Cleo on the lookout, and yes, we let our beastie family members up on furniture--even place furniture for their enjoyment!
As I posted earlier, Cleo passed away. The past couple of weeks, I've been on the search for a new dog family member. This is partly for myself and partly for the cat--who is missing having a dog sibling.
Bax grooming Cleo, now the cat insists on grooming my hair!
So the search is on--and over the past couple of weeks I've learned a lot about a different breed, rat terriers or ratties or feist dogs. I have friends who have ratties and I adore those particular dogs so I read up on the breed and fell in love with a new type of dog. Why? Because the breed is different in a way I believe will add a lot to my life (and I can add a lot to theirs because of who I am). Rat terriers are healthy, curious and active dogs, who adore their people. In the last three ways they are like my previous dogs, basenjis. But they are different in that they are very social, and adore being in the midst of it all, are not overbred so not prone to many diseases and are a terrier--so trainable and love to "do stuff with others." Me too. It gets lonely sitting in a room by myself, writing.
Cleo, under the clean towels on the bed, wondering what all this has to do with writing.
Well, Cleo, I got to thinking about how, basically, all dogs have much the same character in many ways, because they are pack, i.e. social animals. Overall, they get along and need to be with other pack members. This is part of their secret of success with humans, who are also social beings. The huge majority of dogs are friendly, love being with people, etc., no matter what the breed. (I've known a pit bull that knew he was just a big lap dog.) That having being said, I thought about how the dogs I've known personally have all had very distinct personalities one from another. And while a particular dog might be "of the breed," basenjis for example love to eat paper products, each dog will have their own unique twist. Cleo liked to eat paper-like weeds:
Cleo going in for the kill.
If dogs have these many unique differences, how about sentient, supposedly more evolved, people? It doesn't matter if my book is set in a small town where most people are middle class and staid and...would seem indistinct one from another. But then one goes and eats a weed.

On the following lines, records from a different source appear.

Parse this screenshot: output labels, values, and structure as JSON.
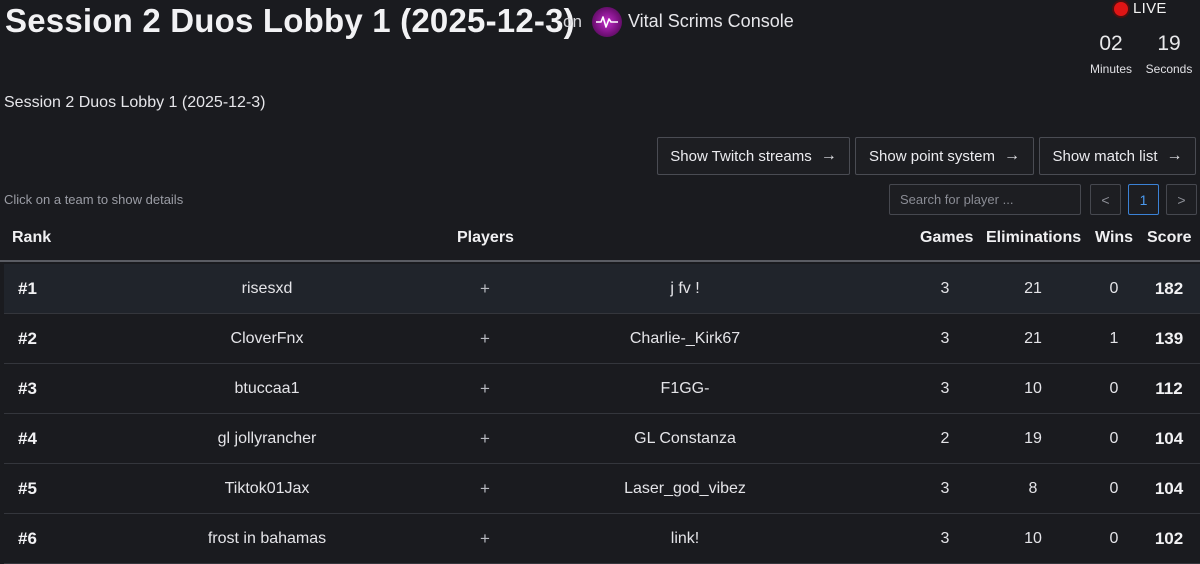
{
  "header": {
    "title": "Session 2 Duos Lobby 1 (2025-12-3)",
    "on_label": "on",
    "console_name": "Vital Scrims Console",
    "live_label": "LIVE",
    "timer": {
      "minutes_value": "02",
      "minutes_label": "Minutes",
      "seconds_value": "19",
      "seconds_label": "Seconds"
    }
  },
  "subtitle": "Session 2 Duos Lobby 1 (2025-12-3)",
  "buttons": {
    "twitch": "Show Twitch streams",
    "points": "Show point system",
    "matches": "Show match list"
  },
  "hint": "Click on a team to show details",
  "search": {
    "placeholder": "Search for player ..."
  },
  "pager": {
    "prev": "<",
    "page": "1",
    "next": ">"
  },
  "table": {
    "headers": {
      "rank": "Rank",
      "players": "Players",
      "games": "Games",
      "eliminations": "Eliminations",
      "wins": "Wins",
      "score": "Score"
    },
    "rows": [
      {
        "rank": "#1",
        "player1": "risesxd",
        "sep": "+",
        "player2": "j fv !",
        "games": "3",
        "eliminations": "21",
        "wins": "0",
        "score": "182"
      },
      {
        "rank": "#2",
        "player1": "CloverFnx",
        "sep": "+",
        "player2": "Charlie-_Kirk67",
        "games": "3",
        "eliminations": "21",
        "wins": "1",
        "score": "139"
      },
      {
        "rank": "#3",
        "player1": "btuccaa1",
        "sep": "+",
        "player2": "F1GG-",
        "games": "3",
        "eliminations": "10",
        "wins": "0",
        "score": "112"
      },
      {
        "rank": "#4",
        "player1": "gl jollyrancher",
        "sep": "+",
        "player2": "GL Constanza",
        "games": "2",
        "eliminations": "19",
        "wins": "0",
        "score": "104"
      },
      {
        "rank": "#5",
        "player1": "Tiktok01Jax",
        "sep": "+",
        "player2": "Laser_god_vibez",
        "games": "3",
        "eliminations": "8",
        "wins": "0",
        "score": "104"
      },
      {
        "rank": "#6",
        "player1": "frost in bahamas",
        "sep": "+",
        "player2": "link!",
        "games": "3",
        "eliminations": "10",
        "wins": "0",
        "score": "102"
      }
    ]
  },
  "colors": {
    "background": "#1a1b1f",
    "live_red": "#e01515",
    "active_page_blue": "#3b82d6",
    "logo_magenta": "#c02cc8"
  }
}
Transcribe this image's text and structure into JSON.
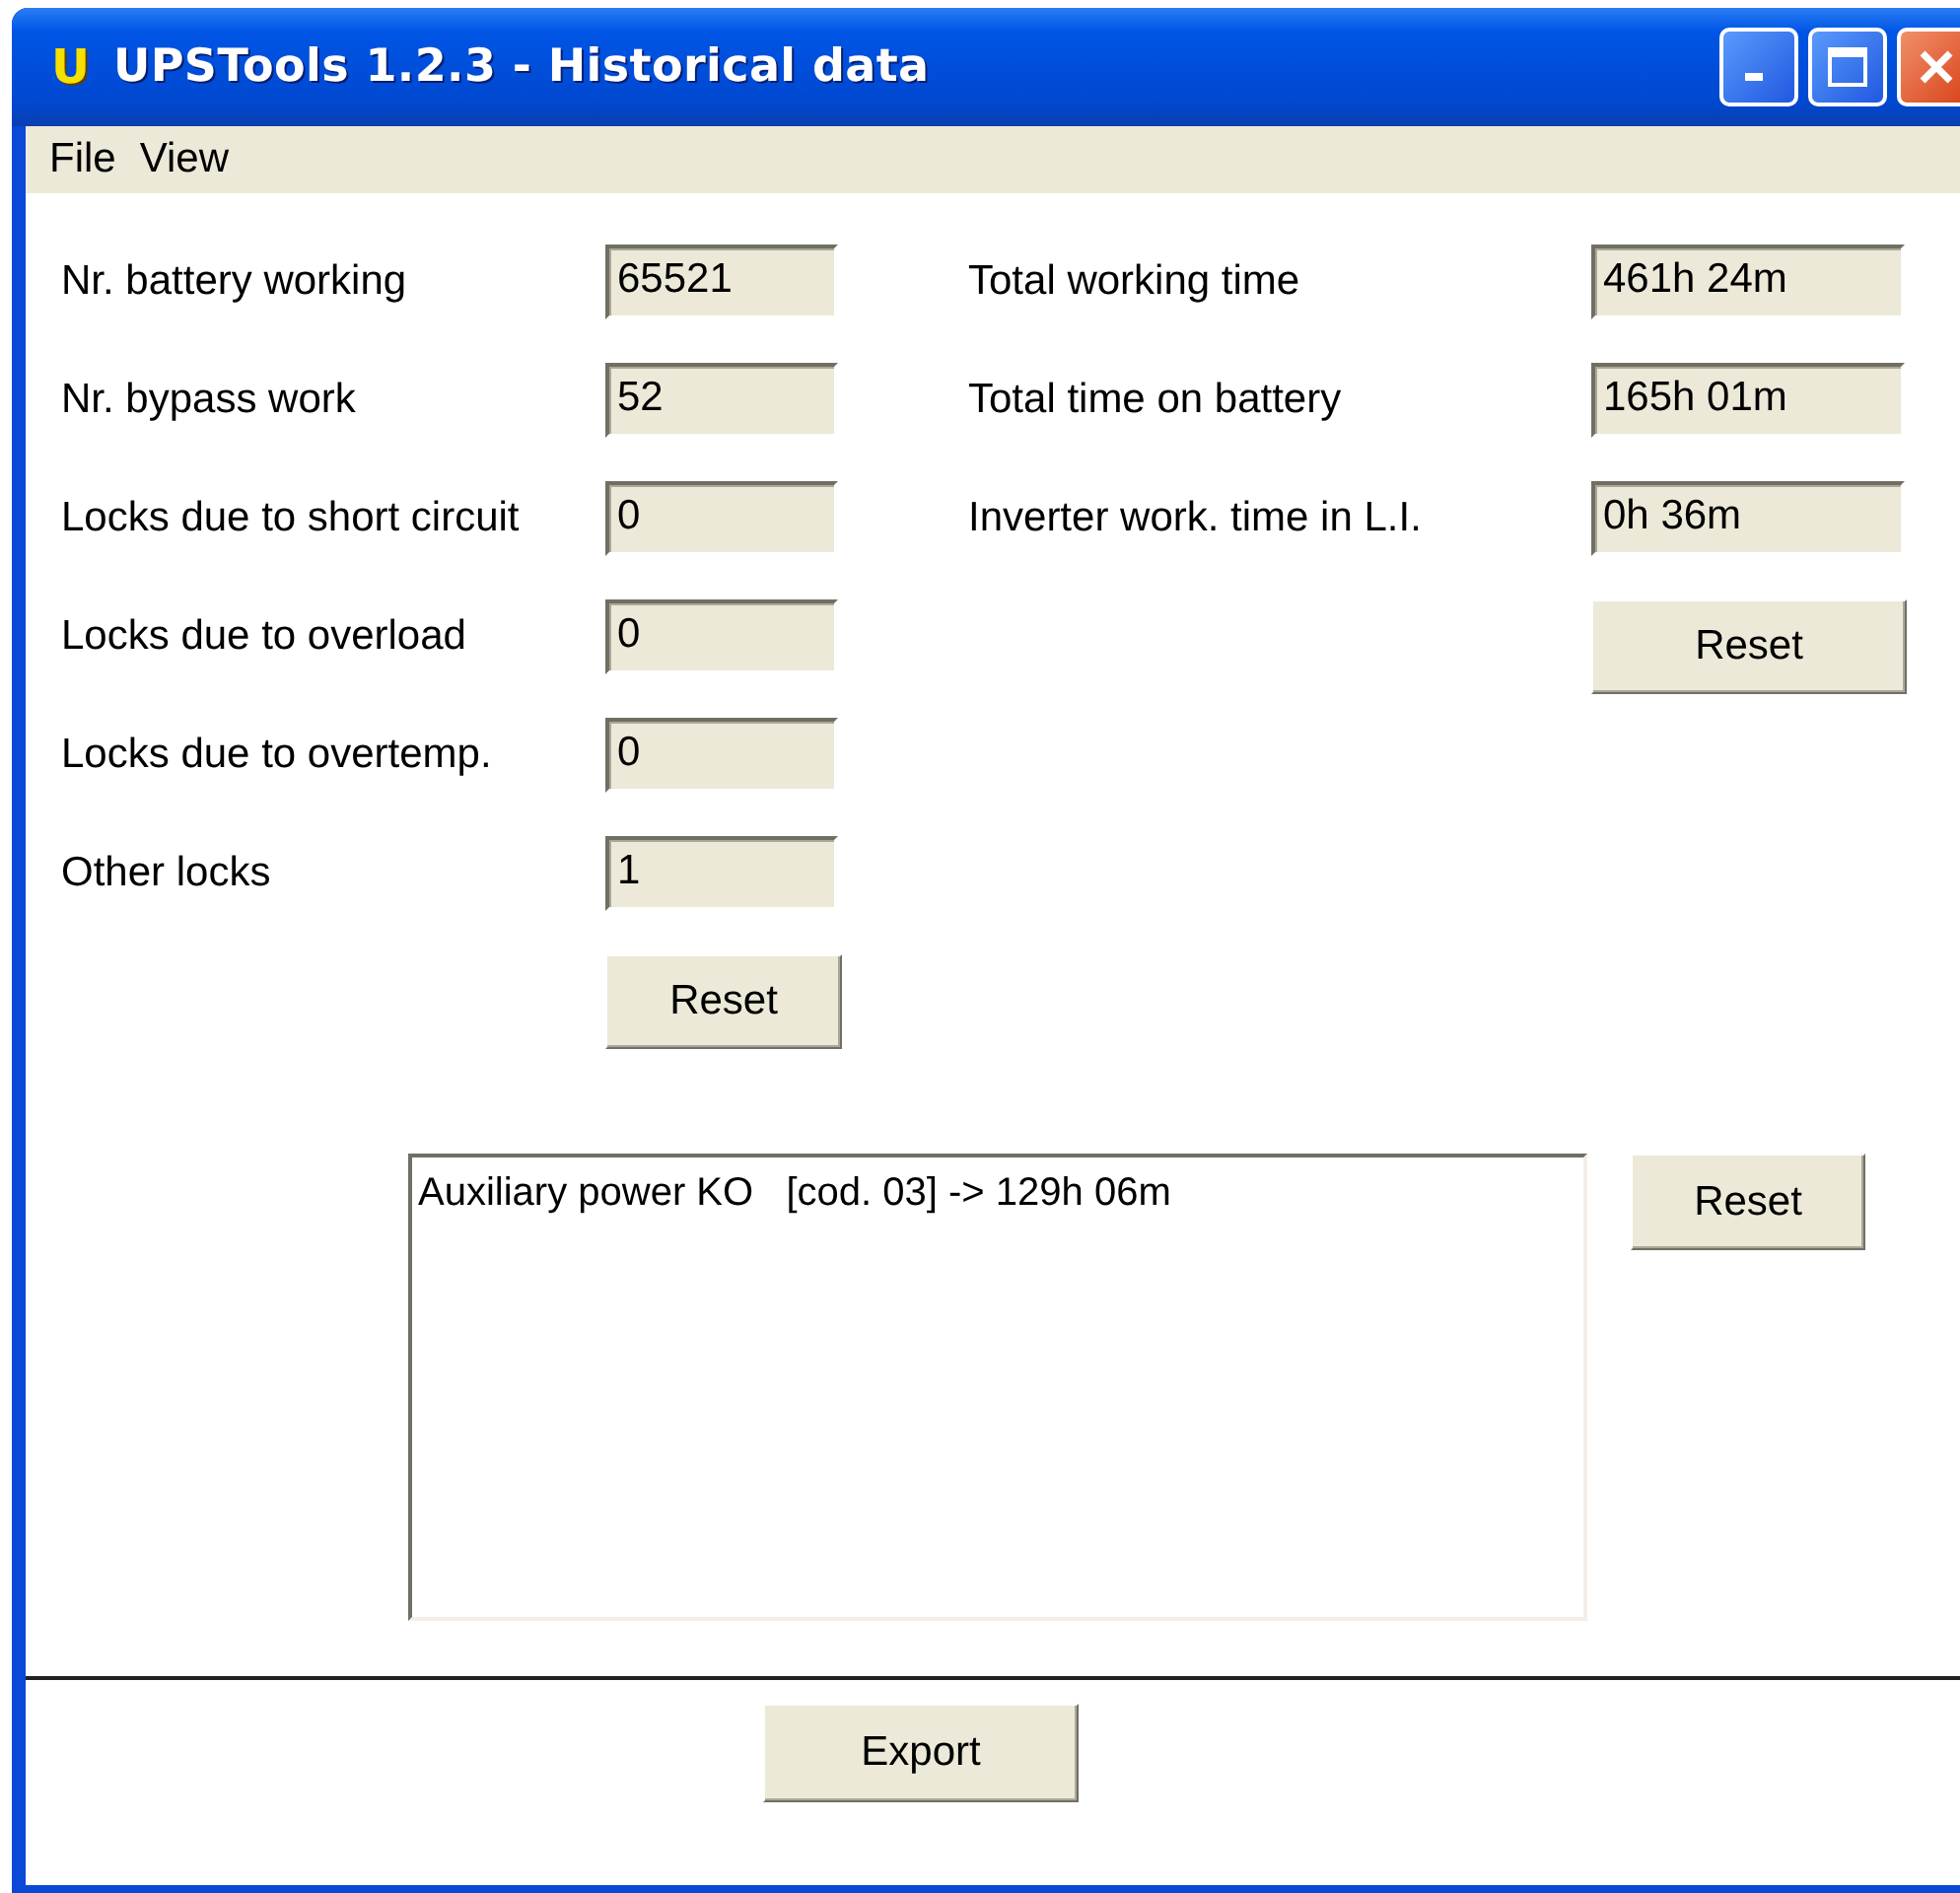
{
  "window": {
    "icon_letter": "U",
    "title": "UPSTools 1.2.3 - Historical data"
  },
  "menu": [
    {
      "label": "File"
    },
    {
      "label": "View"
    }
  ],
  "counters": [
    {
      "label": "Nr. battery working",
      "value": "65521"
    },
    {
      "label": "Nr. bypass work",
      "value": "52"
    },
    {
      "label": "Locks due to short circuit",
      "value": "0"
    },
    {
      "label": "Locks due to overload",
      "value": "0"
    },
    {
      "label": "Locks due to overtemp.",
      "value": "0"
    },
    {
      "label": "Other locks",
      "value": "1"
    }
  ],
  "counters_reset": "Reset",
  "times": [
    {
      "label": "Total working time",
      "value": "461h 24m"
    },
    {
      "label": "Total time on battery",
      "value": "165h 01m"
    },
    {
      "label": "Inverter work. time in L.I.",
      "value": "0h 36m"
    }
  ],
  "times_reset": "Reset",
  "log": {
    "lines": [
      "Auxiliary power KO   [cod. 03] -> 129h 06m"
    ],
    "reset": "Reset"
  },
  "export": "Export"
}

So now, as I'm building characters for my new novel, I question: How is this character like other people? How is this character different--and why the differences? Why does this character eat weeds? How does that work with the plot/the other characters/the entire book? (In real life there may not be a reason, but there needs to be in fiction.)
Dear readers how do you build a character? Or do they come to you fully formed? Or?